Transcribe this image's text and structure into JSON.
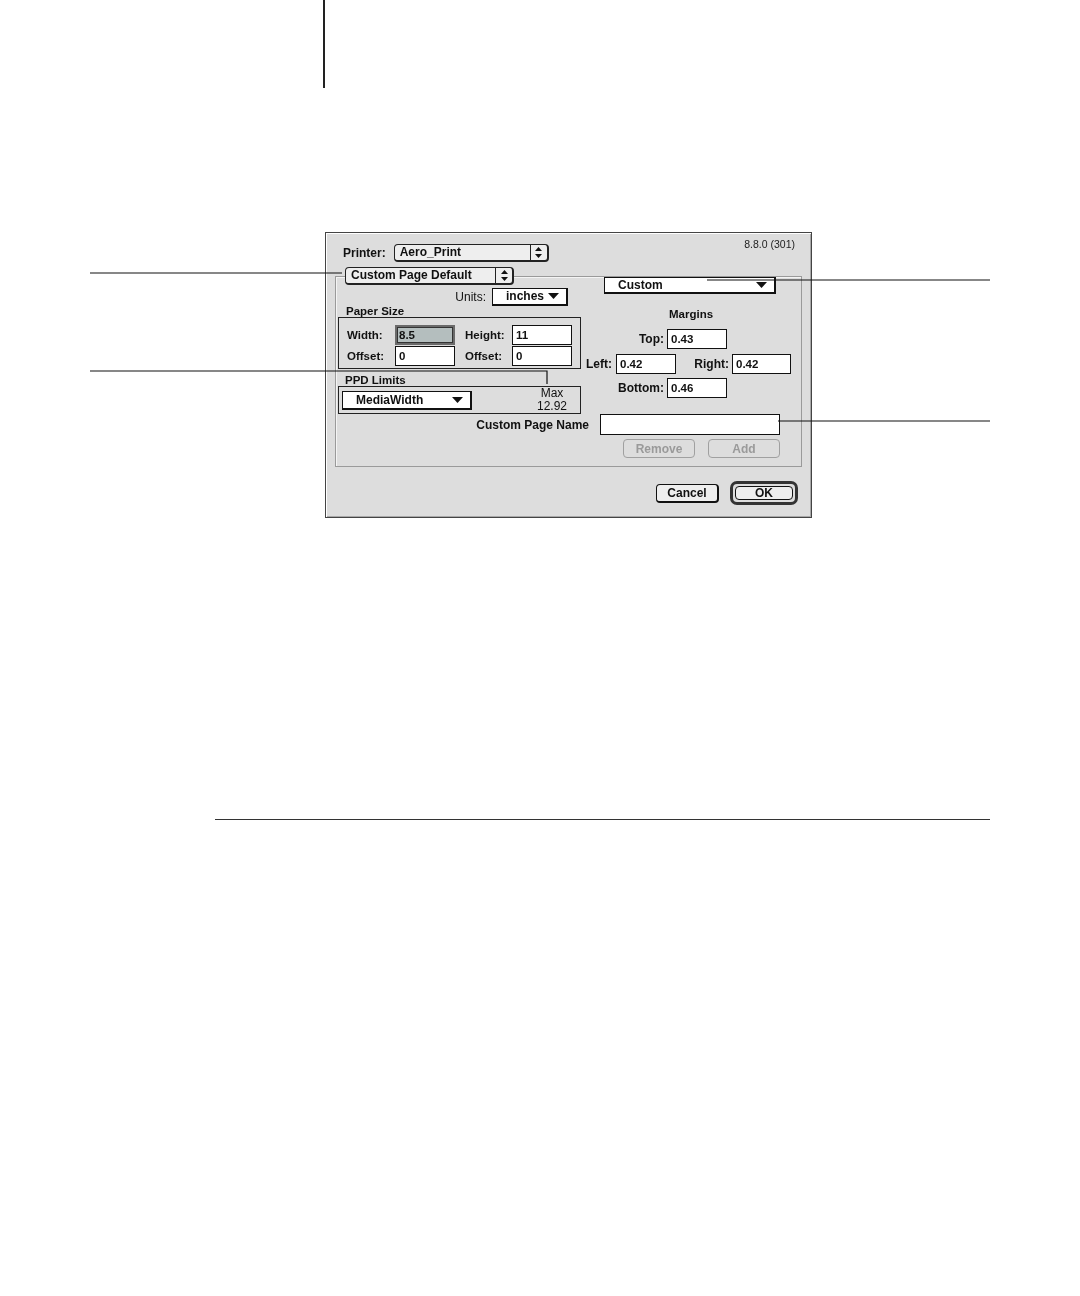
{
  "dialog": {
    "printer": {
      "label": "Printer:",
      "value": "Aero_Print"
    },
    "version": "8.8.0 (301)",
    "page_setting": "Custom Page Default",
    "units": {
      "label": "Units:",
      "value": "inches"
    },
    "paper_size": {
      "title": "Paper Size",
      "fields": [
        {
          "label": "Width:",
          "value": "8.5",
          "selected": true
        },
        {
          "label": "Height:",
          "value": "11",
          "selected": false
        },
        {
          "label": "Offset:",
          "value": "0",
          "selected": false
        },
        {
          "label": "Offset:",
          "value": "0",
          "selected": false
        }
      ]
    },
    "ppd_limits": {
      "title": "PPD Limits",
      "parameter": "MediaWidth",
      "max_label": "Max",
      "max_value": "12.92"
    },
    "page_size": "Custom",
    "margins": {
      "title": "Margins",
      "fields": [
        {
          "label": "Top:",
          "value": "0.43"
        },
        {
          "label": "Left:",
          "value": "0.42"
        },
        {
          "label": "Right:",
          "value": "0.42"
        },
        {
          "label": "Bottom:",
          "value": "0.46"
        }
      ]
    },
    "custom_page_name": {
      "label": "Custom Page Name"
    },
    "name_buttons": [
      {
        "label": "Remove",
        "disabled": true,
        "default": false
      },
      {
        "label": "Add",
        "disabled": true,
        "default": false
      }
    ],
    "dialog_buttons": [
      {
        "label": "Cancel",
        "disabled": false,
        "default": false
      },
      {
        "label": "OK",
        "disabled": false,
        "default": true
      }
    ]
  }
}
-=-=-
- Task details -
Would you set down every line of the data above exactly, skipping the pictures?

- Exercise solution -
Transcribe this image's text and structure into JSON.
{
  "dialog": {
    "printer": {
      "label": "Printer:",
      "value": "Aero_Print"
    },
    "version": "8.8.0 (301)",
    "page_setting": "Custom Page Default",
    "units": {
      "label": "Units:",
      "value": "inches"
    },
    "paper_size": {
      "title": "Paper Size",
      "fields": [
        {
          "label": "Width:",
          "value": "8.5",
          "selected": true
        },
        {
          "label": "Height:",
          "value": "11",
          "selected": false
        },
        {
          "label": "Offset:",
          "value": "0",
          "selected": false
        },
        {
          "label": "Offset:",
          "value": "0",
          "selected": false
        }
      ]
    },
    "ppd_limits": {
      "title": "PPD Limits",
      "parameter": "MediaWidth",
      "max_label": "Max",
      "max_value": "12.92"
    },
    "page_size": "Custom",
    "margins": {
      "title": "Margins",
      "fields": [
        {
          "label": "Top:",
          "value": "0.43"
        },
        {
          "label": "Left:",
          "value": "0.42"
        },
        {
          "label": "Right:",
          "value": "0.42"
        },
        {
          "label": "Bottom:",
          "value": "0.46"
        }
      ]
    },
    "custom_page_name": {
      "label": "Custom Page Name"
    },
    "name_buttons": [
      {
        "label": "Remove",
        "disabled": true,
        "default": false
      },
      {
        "label": "Add",
        "disabled": true,
        "default": false
      }
    ],
    "dialog_buttons": [
      {
        "label": "Cancel",
        "disabled": false,
        "default": false
      },
      {
        "label": "OK",
        "disabled": false,
        "default": true
      }
    ]
  }
}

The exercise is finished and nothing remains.